[Page and application data records]
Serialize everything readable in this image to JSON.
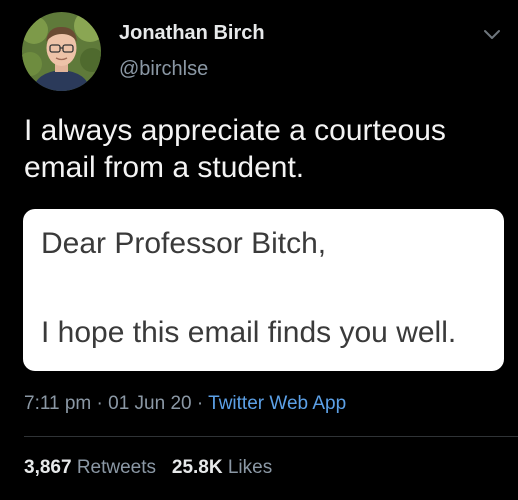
{
  "author": {
    "display_name": "Jonathan Birch",
    "handle": "@birchlse",
    "avatar_icon": "profile-photo"
  },
  "menu_icon": "chevron-down-icon",
  "tweet": {
    "text_line1": "I always appreciate a courteous",
    "text_line2": "email from a student."
  },
  "media": {
    "greeting": "Dear Professor Bitch,",
    "body": "I hope this email finds you well."
  },
  "meta": {
    "time": "7:11 pm",
    "separator": "·",
    "date": "01 Jun 20",
    "source": "Twitter Web App"
  },
  "stats": {
    "retweets_count": "3,867",
    "retweets_label": "Retweets",
    "likes_count": "25.8K",
    "likes_label": "Likes"
  },
  "colors": {
    "background": "#000000",
    "text_primary": "#e7e9ea",
    "text_secondary": "#8b98a5",
    "link": "#5ca0e6",
    "divider": "#2f3336"
  }
}
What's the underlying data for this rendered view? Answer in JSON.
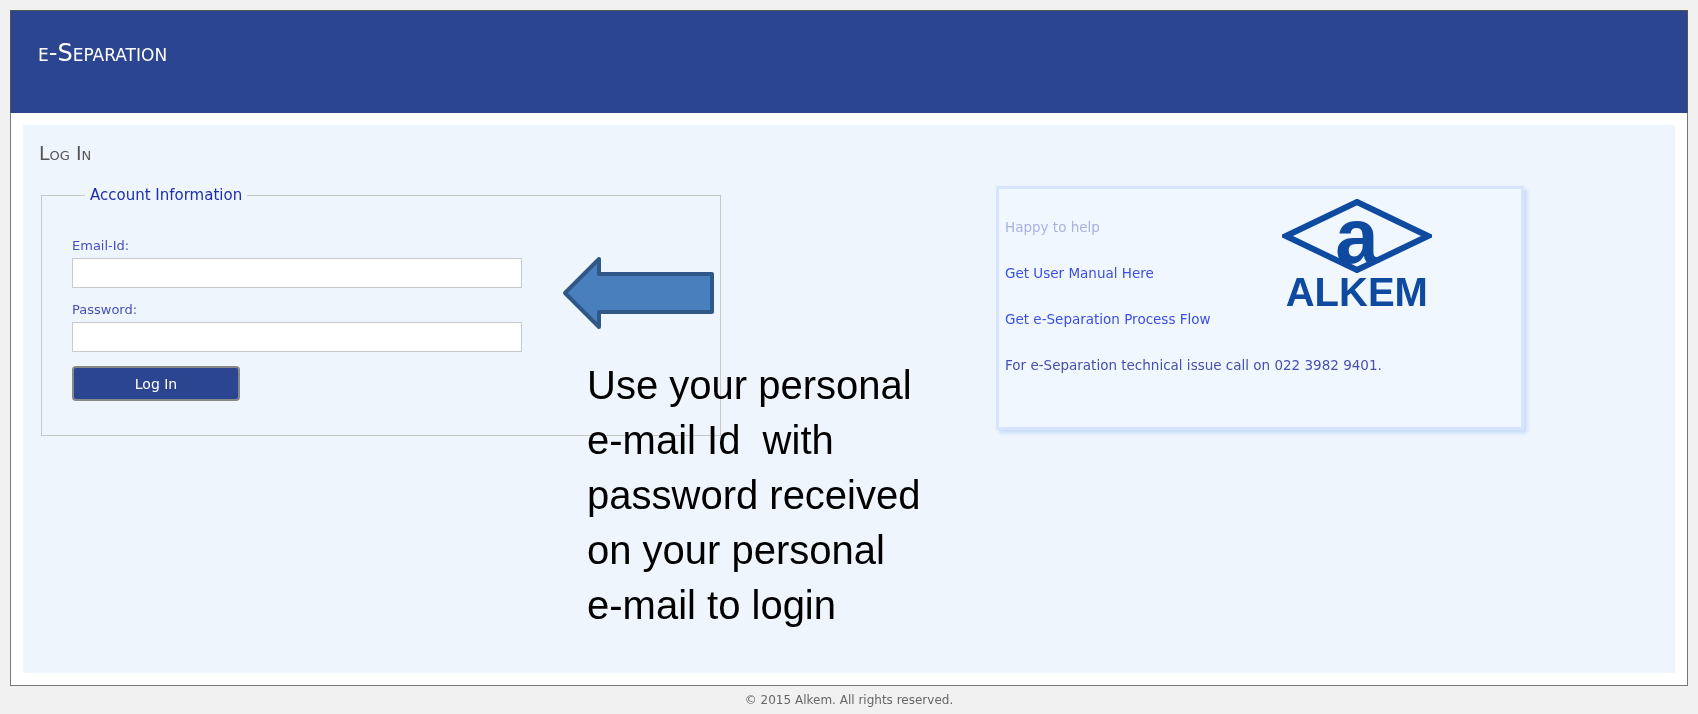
{
  "header": {
    "title": "e-Separation"
  },
  "page_title": "Log In",
  "account": {
    "legend": "Account Information",
    "fields": [
      {
        "label": "Email-Id:"
      },
      {
        "label": "Password:"
      }
    ],
    "button": "Log In"
  },
  "annotation": {
    "lines": [
      "Use your personal",
      "e-mail Id  with",
      "password received",
      "on your personal",
      "e-mail to login"
    ]
  },
  "help": {
    "heading": "Happy to help",
    "links": [
      "Get User Manual Here",
      "Get e-Separation Process Flow"
    ],
    "note": "For e-Separation technical issue call on 022 3982 9401.",
    "logo": {
      "mark": "a",
      "name": "ALKEM"
    }
  },
  "footer": "© 2015 Alkem. All rights reserved."
}
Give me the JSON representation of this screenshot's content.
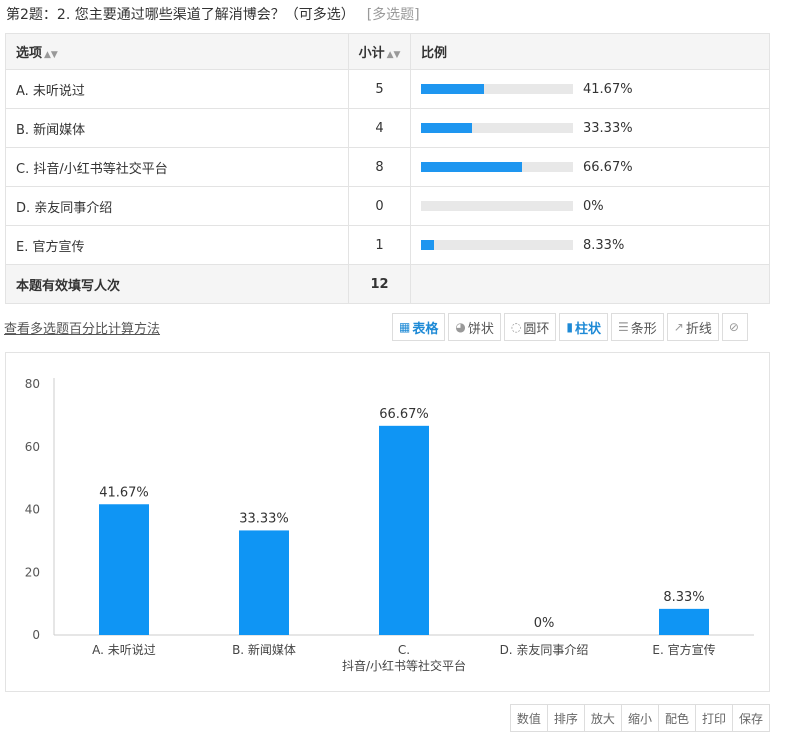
{
  "question": {
    "title": "第2题：2. 您主要通过哪些渠道了解消博会？（可多选）",
    "type_tag": "[多选题]"
  },
  "table": {
    "headers": [
      "选项",
      "小计",
      "比例"
    ],
    "sort_icon": "sort-updown-icon",
    "rows": [
      {
        "label": "A. 未听说过",
        "count": "5",
        "pct": "41.67%",
        "ratio": 0.4167
      },
      {
        "label": "B. 新闻媒体",
        "count": "4",
        "pct": "33.33%",
        "ratio": 0.3333
      },
      {
        "label": "C. 抖音/小红书等社交平台",
        "count": "8",
        "pct": "66.67%",
        "ratio": 0.6667
      },
      {
        "label": "D. 亲友同事介绍",
        "count": "0",
        "pct": "0%",
        "ratio": 0
      },
      {
        "label": "E. 官方宣传",
        "count": "1",
        "pct": "8.33%",
        "ratio": 0.0833
      }
    ],
    "total_label": "本题有效填写人次",
    "total_count": "12"
  },
  "calc_link": "查看多选题百分比计算方法",
  "view_tabs": [
    {
      "label": "表格",
      "icon": "table-icon",
      "active": true
    },
    {
      "label": "饼状",
      "icon": "pie-icon",
      "active": false
    },
    {
      "label": "圆环",
      "icon": "ring-icon",
      "active": false
    },
    {
      "label": "柱状",
      "icon": "bar-chart-icon",
      "active": true
    },
    {
      "label": "条形",
      "icon": "hbar-icon",
      "active": false
    },
    {
      "label": "折线",
      "icon": "line-chart-icon",
      "active": false
    },
    {
      "label": "",
      "icon": "disable-icon",
      "active": false
    }
  ],
  "chart_data": {
    "type": "bar",
    "categories": [
      "A. 未听说过",
      "B. 新闻媒体",
      "C. 抖音/小红书等社交平台",
      "D. 亲友同事介绍",
      "E. 官方宣传"
    ],
    "category_lines": [
      [
        "A. 未听说过"
      ],
      [
        "B. 新闻媒体"
      ],
      [
        "C.",
        "抖音/小红书等社交平台"
      ],
      [
        "D. 亲友同事介绍"
      ],
      [
        "E. 官方宣传"
      ]
    ],
    "values": [
      41.67,
      33.33,
      66.67,
      0,
      8.33
    ],
    "data_labels": [
      "41.67%",
      "33.33%",
      "66.67%",
      "0%",
      "8.33%"
    ],
    "yticks": [
      0,
      20,
      40,
      60,
      80
    ],
    "ylim": [
      0,
      80
    ],
    "color": "#0f95f4",
    "grid": false
  },
  "tools": [
    "数值",
    "排序",
    "放大",
    "缩小",
    "配色",
    "打印",
    "保存"
  ]
}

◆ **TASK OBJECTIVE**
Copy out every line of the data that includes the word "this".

◆ **COMPLETED TASK**
Serialize everything readable in this image to JSON.
    "body": "I hope this email finds you well."
What's the underlying data for this rendered view? Answer in JSON.
Give me the JSON representation of this screenshot's content.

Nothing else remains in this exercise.